It is an honour to be this person. For an empath such as myself I have to remind myself daily that their stress or pain is not my stress or pain, and that their tired is not my tired. Helping people through a critical time in their lives is an honour, and I feel privileged that people let me in at a time that is so difficult for them.

Yesterday I hopped on the phone with a father I have been working with on and off since January of this year. Now you might ask yourself why someone would need to still be talking to their sleep coach 5 months later.. “Aren’t you just supposed to ‘fix it’ so that people can move on in a few weeks time?” Maybe you’re not thinking that.. Maybe you’re not… but let me tell you a little bit about my relationship with this family and how it has evolved over time.

When this mama first contacted me through my website, she was exhausted. Her baby was waking hourly overnight and having very small feeds due to the reflux she was diagnosed with. The family was cosleeping out of sheer necessity, not by choice. And the parents were beginning to wonder if their daughter would ever be able to sleep by herself.

When we did our consultation it was clear they were nervous, and excited. Apprehensive too! Sometimes when things have been so bad, and someone tells you it is going to get better soon, it is pretty hard to believe them. I remember thinking these two are scared to trust me, but somehow they convinced themselves to let me in.

We walked hand in hand, day by day. We made the most gradual changes imaginable… first attaching their crib to their bed as a sidecar, and then having dad also learn how to put their baby to sleep.
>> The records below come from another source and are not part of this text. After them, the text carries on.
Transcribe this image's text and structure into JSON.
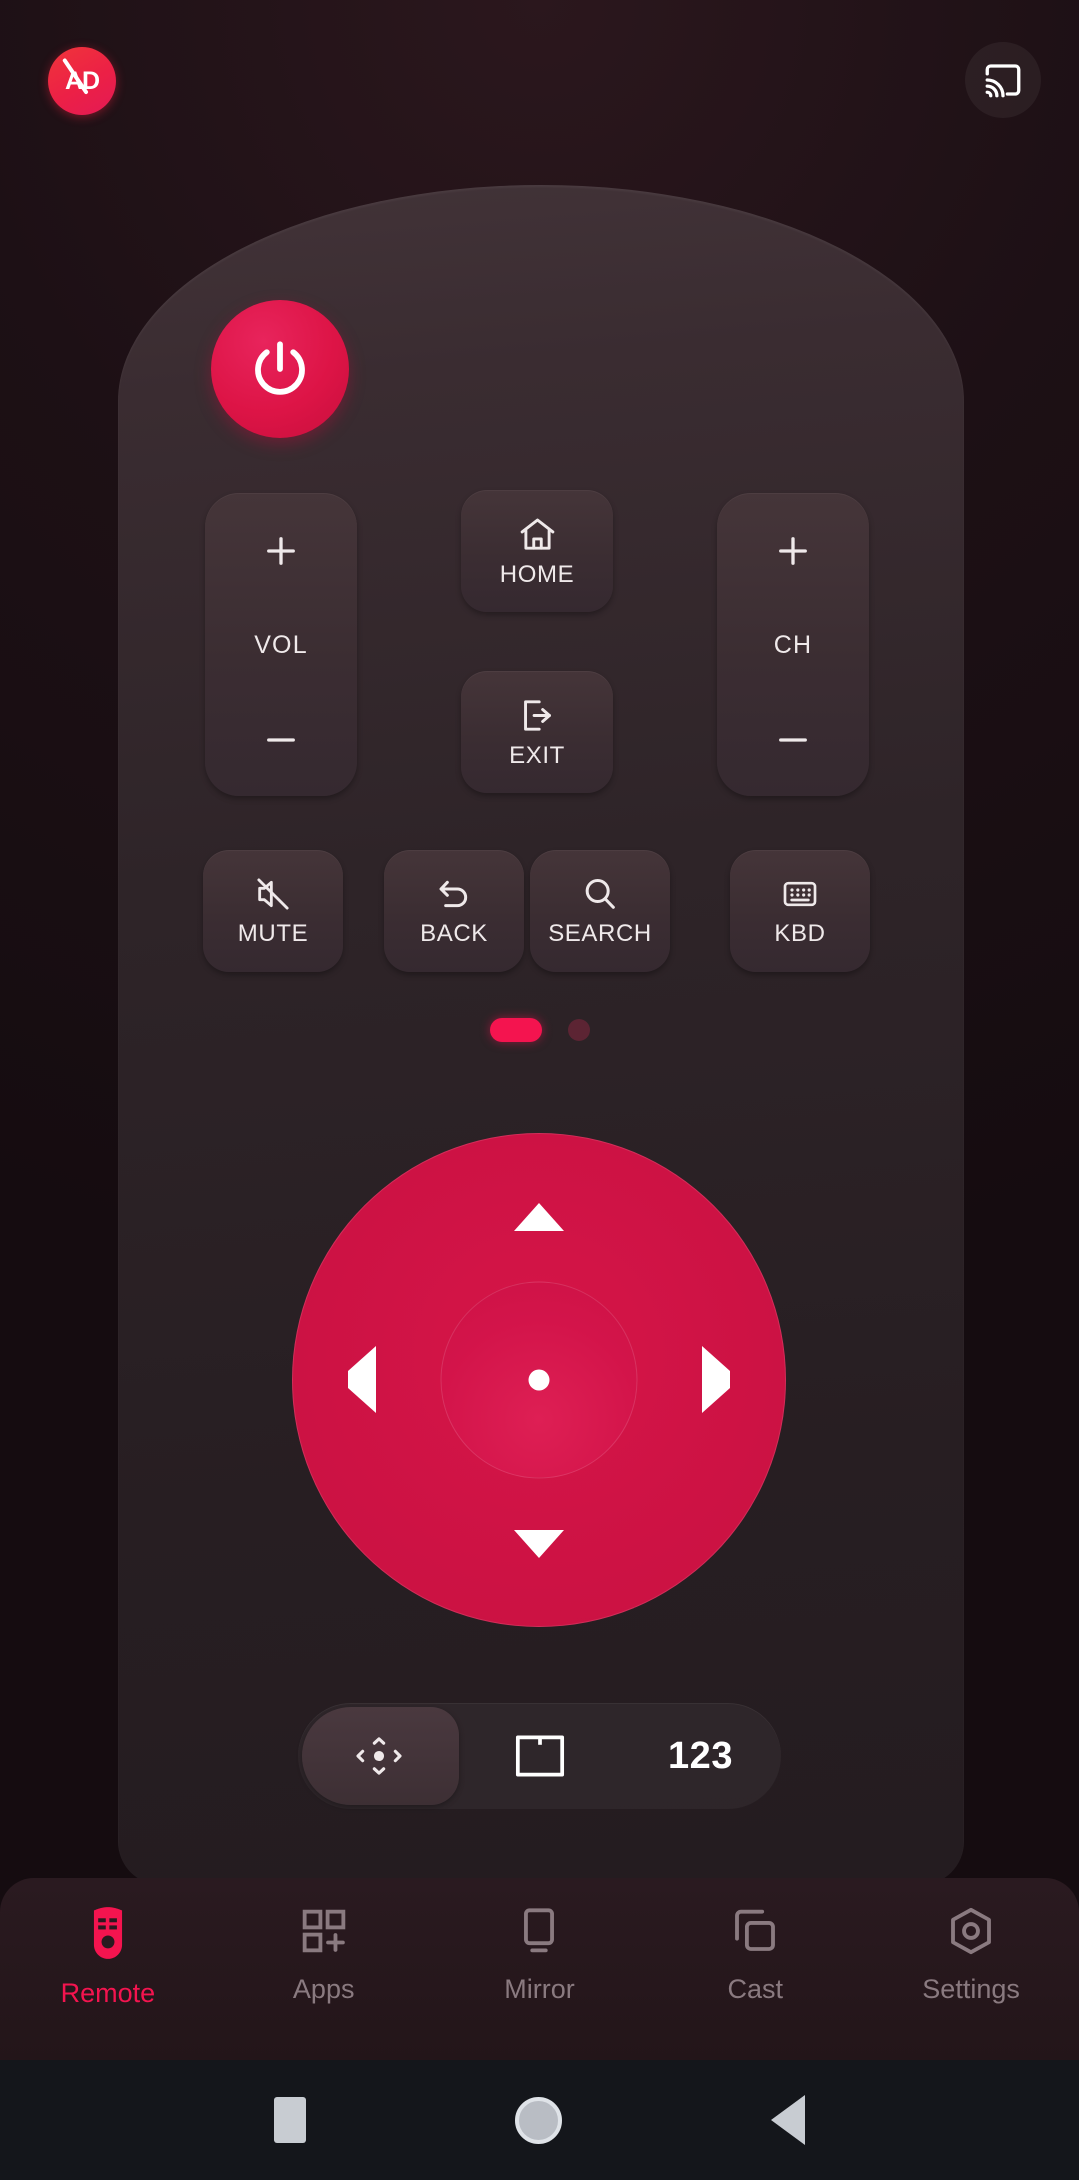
{
  "topbar": {
    "ad_button": {
      "label": "AD",
      "name": "remove-ads-button"
    },
    "cast_button": {
      "label": "Cast",
      "name": "cast-button"
    }
  },
  "remote": {
    "power": {
      "label": "Power"
    },
    "volume": {
      "plus": "+",
      "label": "VOL",
      "minus": "−"
    },
    "channel": {
      "plus": "+",
      "label": "CH",
      "minus": "−"
    },
    "home": {
      "label": "HOME"
    },
    "exit": {
      "label": "EXIT"
    },
    "function_row": [
      {
        "label": "MUTE",
        "icon": "mute-icon"
      },
      {
        "label": "BACK",
        "icon": "back-icon"
      },
      {
        "label": "SEARCH",
        "icon": "search-icon"
      },
      {
        "label": "KBD",
        "icon": "keyboard-icon"
      }
    ],
    "page_indicator": {
      "total": 2,
      "current": 1
    },
    "dpad": {
      "up": "Up",
      "down": "Down",
      "left": "Left",
      "right": "Right",
      "ok": "OK"
    },
    "mode_pill": {
      "dpad_mode": "D-Pad",
      "touchpad_mode": "Touchpad",
      "numeric_mode": "123"
    }
  },
  "bottom_nav": {
    "items": [
      {
        "label": "Remote",
        "icon": "remote-icon",
        "active": true
      },
      {
        "label": "Apps",
        "icon": "apps-icon",
        "active": false
      },
      {
        "label": "Mirror",
        "icon": "mirror-icon",
        "active": false
      },
      {
        "label": "Cast",
        "icon": "cast-screens-icon",
        "active": false
      },
      {
        "label": "Settings",
        "icon": "settings-icon",
        "active": false
      }
    ]
  },
  "system_nav": {
    "recents": "Recents",
    "home": "Home",
    "back": "Back"
  },
  "colors": {
    "accent": "#f4144f",
    "power": "#dd1446",
    "dpad": "#cf1345",
    "background": "#1d1015",
    "remote_body": "#342830",
    "key": "#3b2d32",
    "text": "#efe9ea",
    "nav_inactive": "#8a7a80"
  }
}
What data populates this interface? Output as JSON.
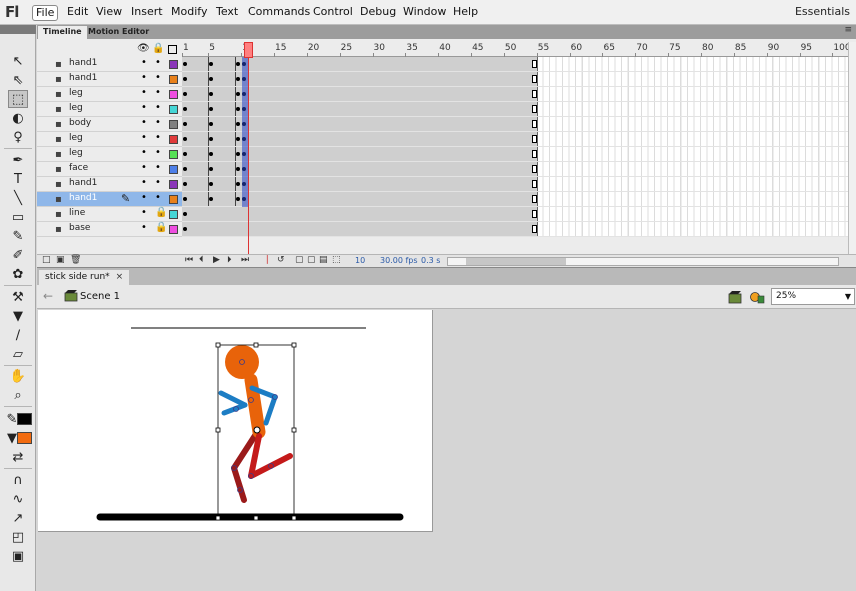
{
  "app": {
    "logo": "Fl",
    "workspace": "Essentials"
  },
  "menu": [
    "File",
    "Edit",
    "View",
    "Insert",
    "Modify",
    "Text",
    "Commands",
    "Control",
    "Debug",
    "Window",
    "Help"
  ],
  "panel_tabs": {
    "timeline": "Timeline",
    "motion_editor": "Motion Editor"
  },
  "ruler": [
    "1",
    "5",
    "10",
    "15",
    "20",
    "25",
    "30",
    "35",
    "40",
    "45",
    "50",
    "55",
    "60",
    "65",
    "70",
    "75",
    "80",
    "85",
    "90",
    "95",
    "100"
  ],
  "layers": [
    {
      "name": "hand1",
      "color": "#8a35b8",
      "locked": false,
      "selected": false
    },
    {
      "name": "hand1",
      "color": "#e8801a",
      "locked": false,
      "selected": false
    },
    {
      "name": "leg",
      "color": "#ee4ee0",
      "locked": false,
      "selected": false
    },
    {
      "name": "leg",
      "color": "#45d6d6",
      "locked": false,
      "selected": false
    },
    {
      "name": "body",
      "color": "#808080",
      "locked": false,
      "selected": false
    },
    {
      "name": "leg",
      "color": "#e03a3a",
      "locked": false,
      "selected": false
    },
    {
      "name": "leg",
      "color": "#55e055",
      "locked": false,
      "selected": false
    },
    {
      "name": "face",
      "color": "#4d7fe8",
      "locked": false,
      "selected": false
    },
    {
      "name": "hand1",
      "color": "#8a35b8",
      "locked": false,
      "selected": false
    },
    {
      "name": "hand1",
      "color": "#e8801a",
      "locked": false,
      "selected": true
    },
    {
      "name": "line",
      "color": "#45d6d6",
      "locked": true,
      "selected": false
    },
    {
      "name": "base",
      "color": "#ee4ee0",
      "locked": true,
      "selected": false
    }
  ],
  "timeline_status": {
    "current_frame": "10",
    "fps": "30.00 fps",
    "time": "0.3 s"
  },
  "document": {
    "tab": "stick side run*",
    "close": "×",
    "scene": "Scene 1",
    "zoom": "25%"
  },
  "colors": {
    "stroke": "#000000",
    "fill": "#f26b0f",
    "playhead": "#ff8080",
    "selected_layer": "#8fb7e9"
  }
}
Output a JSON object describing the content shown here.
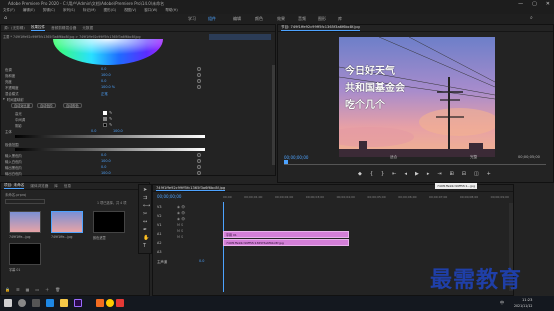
{
  "window": {
    "title": "Adobe Premiere Pro 2020 - C:\\用户\\Admin\\文档\\Adobe\\Premiere Pro\\14.0\\未命名",
    "controls": [
      "—",
      "▢",
      "✕"
    ]
  },
  "menu": [
    "文件(F)",
    "编辑(E)",
    "剪辑(C)",
    "序列(S)",
    "标记(M)",
    "图形(G)",
    "视图(V)",
    "窗口(W)",
    "帮助(H)"
  ],
  "workspaces": [
    "学习",
    "组件",
    "编辑",
    "颜色",
    "效果",
    "音频",
    "图形",
    "库"
  ],
  "active_workspace_index": 1,
  "effect_controls": {
    "tabs": [
      "源：(无剪辑)",
      "效果控件",
      "音频剪辑混合器",
      "元数据"
    ],
    "active_tab_index": 1,
    "breadcrumb": "主要 * 749f1ffe92c99ff5fc1365f3a6f6bc8f.jpg  >  749f1ffe92c99ff5fc1365f3a6f6bc8f.jpg",
    "rows": [
      {
        "label": "色调",
        "value": "0.0",
        "group": false
      },
      {
        "label": "饱和度",
        "value": "100.0",
        "group": false
      },
      {
        "label": "亮度",
        "value": "0.0",
        "group": false
      },
      {
        "label": "不透明度",
        "value": "100.0 %",
        "group": false
      },
      {
        "label": "混合模式",
        "value": "正常",
        "group": false
      },
      {
        "label": "时间重映射",
        "value": "",
        "group": true
      },
      {
        "label": "高光",
        "value": "",
        "group": false
      },
      {
        "label": "中间调",
        "value": "",
        "group": false
      },
      {
        "label": "阴影",
        "value": "",
        "group": false
      },
      {
        "label": "主体",
        "value": "",
        "group": false
      },
      {
        "label": "输入黑色阶",
        "value": "0.0",
        "group": false
      },
      {
        "label": "输入白色阶",
        "value": "100.0",
        "group": false
      },
      {
        "label": "输出黑色阶",
        "value": "0.0",
        "group": false
      },
      {
        "label": "输出白色阶",
        "value": "100.0",
        "group": false
      },
      {
        "label": "灰度系数",
        "value": "1.00",
        "group": false
      }
    ],
    "buttons": [
      "自动对比度",
      "自动色阶",
      "自动颜色"
    ],
    "range_label": "极值范围",
    "range_values": [
      "0.0",
      "100.0"
    ]
  },
  "program_monitor": {
    "title": "节目: 749f1ffe92c99ff5fc1365f3a6f6bc8f.jpg",
    "caption_lines": [
      "今日好天气",
      "共和国基金会",
      "吃个几个"
    ],
    "timecode_left": "00;00;00;00",
    "fit": "适合",
    "quality": "完整",
    "timecode_right": "00;00;05;00",
    "transport_icons": [
      "marker-icon",
      "in-point-icon",
      "out-point-icon",
      "go-in-icon",
      "step-back-icon",
      "play-icon",
      "step-forward-icon",
      "go-out-icon",
      "insert-icon",
      "overwrite-icon",
      "export-frame-icon",
      "button-editor-icon"
    ]
  },
  "project": {
    "tabs": [
      "项目: 未命名",
      "媒体浏览器",
      "库",
      "信息"
    ],
    "active_tab_index": 0,
    "file_name": "未命名.prproj",
    "item_count": "1 项已选择，共 4 项",
    "search_placeholder": "",
    "items": [
      {
        "name": "749f1ffe...jpg",
        "duration": "5;00"
      },
      {
        "name": "749f1ffe...jpg",
        "duration": "5;00"
      },
      {
        "name": "颜色遮罩",
        "duration": "5;00"
      },
      {
        "name": "字幕 01",
        "duration": "5;00"
      }
    ]
  },
  "timeline": {
    "tab": "749f1ffe92c99ff5fc1365f3a6f6bc8f.jpg",
    "timecode": "00;00;00;00",
    "ruler": [
      "00;00",
      "00;00;01;00",
      "00;00;02;00",
      "00;00;03;00",
      "00;00;04;00",
      "00;00;05;00",
      "00;00;06;00",
      "00;00;07;00",
      "00;00;08;00",
      "00;00;09;00"
    ],
    "tracks": [
      "V3",
      "V2",
      "V1",
      "A1",
      "A2",
      "A3",
      "主声道"
    ],
    "master_value": "0.0",
    "clips": [
      {
        "label": "字幕 01",
        "track": 1
      },
      {
        "label": "749f1ffe92c99ff5fc1365f3a6f6bc8f.jpg",
        "track": 2
      }
    ],
    "tooltip": "749f1ffe92c99ff5fc1...jpg"
  },
  "taskbar": {
    "time": "11:23",
    "date": "2021/11/12",
    "ime": "中"
  },
  "watermark": "最需教育",
  "colors": {
    "accent": "#4da3ff",
    "clip": "#d47fd8",
    "panel": "#232323"
  }
}
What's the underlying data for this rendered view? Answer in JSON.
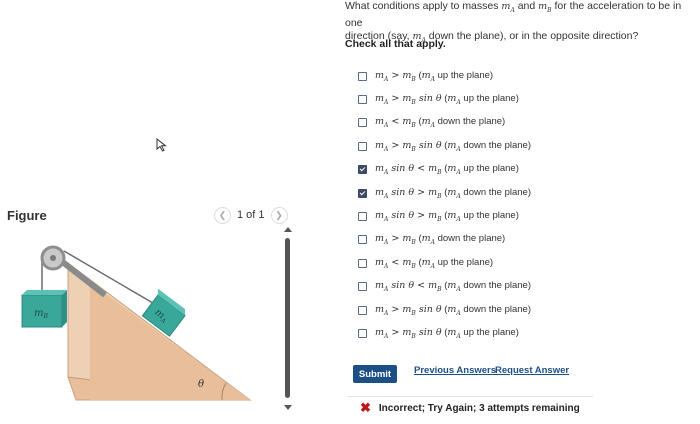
{
  "figure": {
    "label": "Figure",
    "pager_text": "1 of 1",
    "prev_icon": "chevron-left-icon",
    "next_icon": "chevron-right-icon",
    "mass_a_label": "m",
    "mass_a_sub": "A",
    "mass_b_label": "m",
    "mass_b_sub": "B",
    "angle_label": "θ"
  },
  "question": {
    "line1_a": "What conditions apply to masses ",
    "line1_b": " and ",
    "line1_c": " for the acceleration to be in one",
    "line2_a": "direction (say, ",
    "line2_b": " down the plane), or in the opposite direction?",
    "check_all": "Check all that apply."
  },
  "options": [
    {
      "math": "m_A > m_B",
      "text": "(m_A up the plane)",
      "checked": false
    },
    {
      "math": "m_A > m_B sin θ",
      "text": "(m_A up the plane)",
      "checked": false
    },
    {
      "math": "m_A < m_B",
      "text": "(m_A down the plane)",
      "checked": false
    },
    {
      "math": "m_A > m_B sin θ",
      "text": "(m_A down the plane)",
      "checked": false
    },
    {
      "math": "m_A sin θ < m_B",
      "text": "(m_A up the plane)",
      "checked": true
    },
    {
      "math": "m_A sin θ > m_B",
      "text": "(m_A down the plane)",
      "checked": true
    },
    {
      "math": "m_A sin θ > m_B",
      "text": "(m_A up the plane)",
      "checked": false
    },
    {
      "math": "m_A > m_B",
      "text": "(m_A down the plane)",
      "checked": false
    },
    {
      "math": "m_A < m_B",
      "text": "(m_A up the plane)",
      "checked": false
    },
    {
      "math": "m_A sin θ < m_B",
      "text": "(m_A down the plane)",
      "checked": false
    },
    {
      "math": "m_A > m_B sin θ",
      "text": "(m_A down the plane)",
      "checked": false
    },
    {
      "math": "m_A > m_B sin θ",
      "text": "(m_A up the plane)",
      "checked": false
    }
  ],
  "actions": {
    "submit": "Submit",
    "previous_answers": "Previous Answers",
    "request_answer": "Request Answer"
  },
  "feedback": {
    "icon": "x-icon",
    "text": "Incorrect; Try Again; 3 attempts remaining"
  },
  "colors": {
    "submit_bg": "#1d4f87",
    "checkbox_checked": "#3d4a66",
    "block_teal": "#3aa79b",
    "incline": "#e8bf9a",
    "error": "#c0161c"
  }
}
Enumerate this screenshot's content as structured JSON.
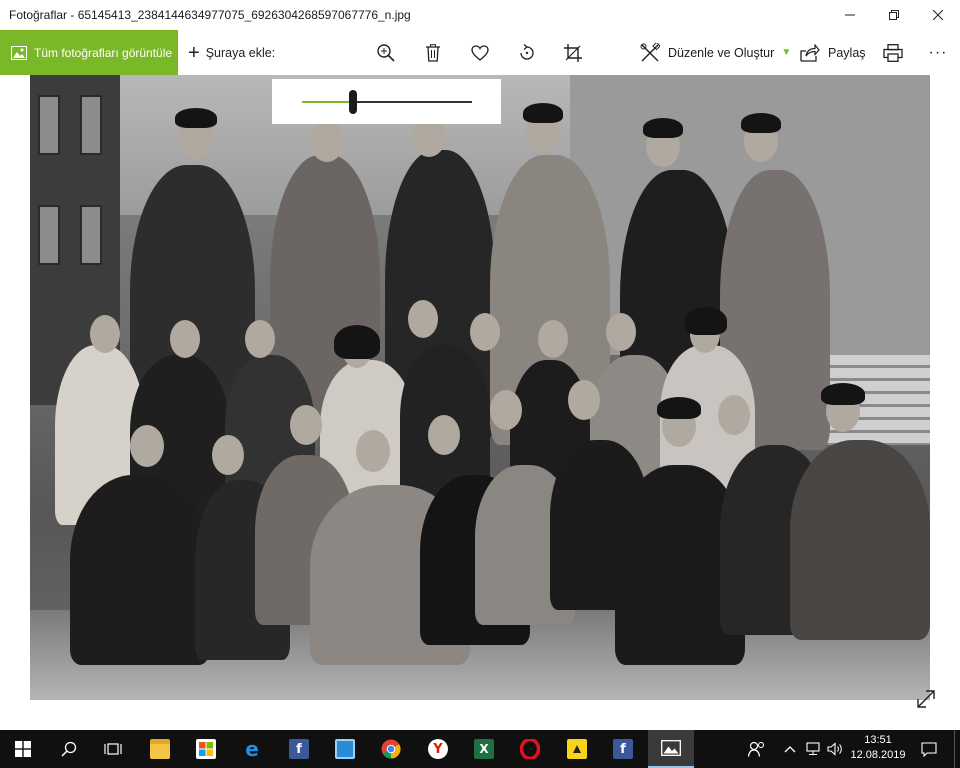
{
  "window": {
    "title": "Fotoğraflar - 65145413_2384144634977075_6926304268597067776_n.jpg",
    "minimize_symbol": "—",
    "controls": [
      "minimize-icon",
      "restore-icon",
      "close-icon"
    ]
  },
  "commandbar": {
    "all_photos_label": "Tüm fotoğrafları görüntüle",
    "add_to_label": "Şuraya ekle:",
    "edit_create_label": "Düzenle ve Oluştur",
    "share_label": "Paylaş",
    "icons": [
      "zoom-icon",
      "delete-icon",
      "favorite-icon",
      "rotate-icon",
      "crop-icon",
      "print-icon",
      "more-icon"
    ],
    "more_label": "···"
  },
  "zoom": {
    "level_fraction": 0.3
  },
  "taskbar": {
    "apps": [
      "start",
      "search",
      "task-view",
      "file-explorer",
      "store",
      "edge",
      "facebook",
      "network-app",
      "chrome",
      "yandex",
      "excel",
      "opera",
      "sticky-notes",
      "facebook-2",
      "photos"
    ],
    "time": "13:51",
    "date": "12.08.2019",
    "accent": "#7ab829"
  }
}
He had never done it. Not for months anyway… it was a brand new experience for him to rock his baby to sleep, and it was very hard for everyone at first. But I knew it would be okay, I knew their baby would be okay.

We transitioned from co-sleeping all night, to partial crib sleep in the side car. From feeding at every night wake, to feeding at every other night waking.. We added in dreamfeeds, and encouraged baby girl to fall asleep with patting instead of rocking. Everything happened one step at a time as led by baby, and as parents adapted to their new normal. Every day they saw just enough change to keep going.

Now, baby sleep is not linear. Far from it! We had our hiccups along the way. Baby got sick. She went through a weird week of pooping every night and no one could figure out why! Parents had work responsibilities that caused us to pivot and delay, and then baby got sick again. We paused. We regrouped. We relaxed. We picked up where we left off, and we started again.

Yesterday I was catching up with dad (who is now the primary bedtime guy and overnight caregiver for this baby), and it just became so clear to me why this work still has meaning for me nearly 4 years later.

It is because the shift a family can make through a transition from sleepless nights, to sleepier ones is pretty damn amazing to watch!

Dad said, “She is actually sleeping really well… on a good night, she goes to sleep easily.. And then I don’t hear from her again until like 5 am, and then we cosleep from there til morning. It is the best of both worlds, and something that mama was really comfortable with too.”

I asked him if he felt his bond with his daughter had increased as a result of our work together to which he answered, yes.

Sleep work when you are not relying on formal sleep training methods is dynamic. It is interesting. It can be fun and exciting.. And it can be hard. But, I always see people walk out of our time together with a better understanding and appreciation of their partner, and an increased bond with their baby. And that my friends, is the reason why I do what I do.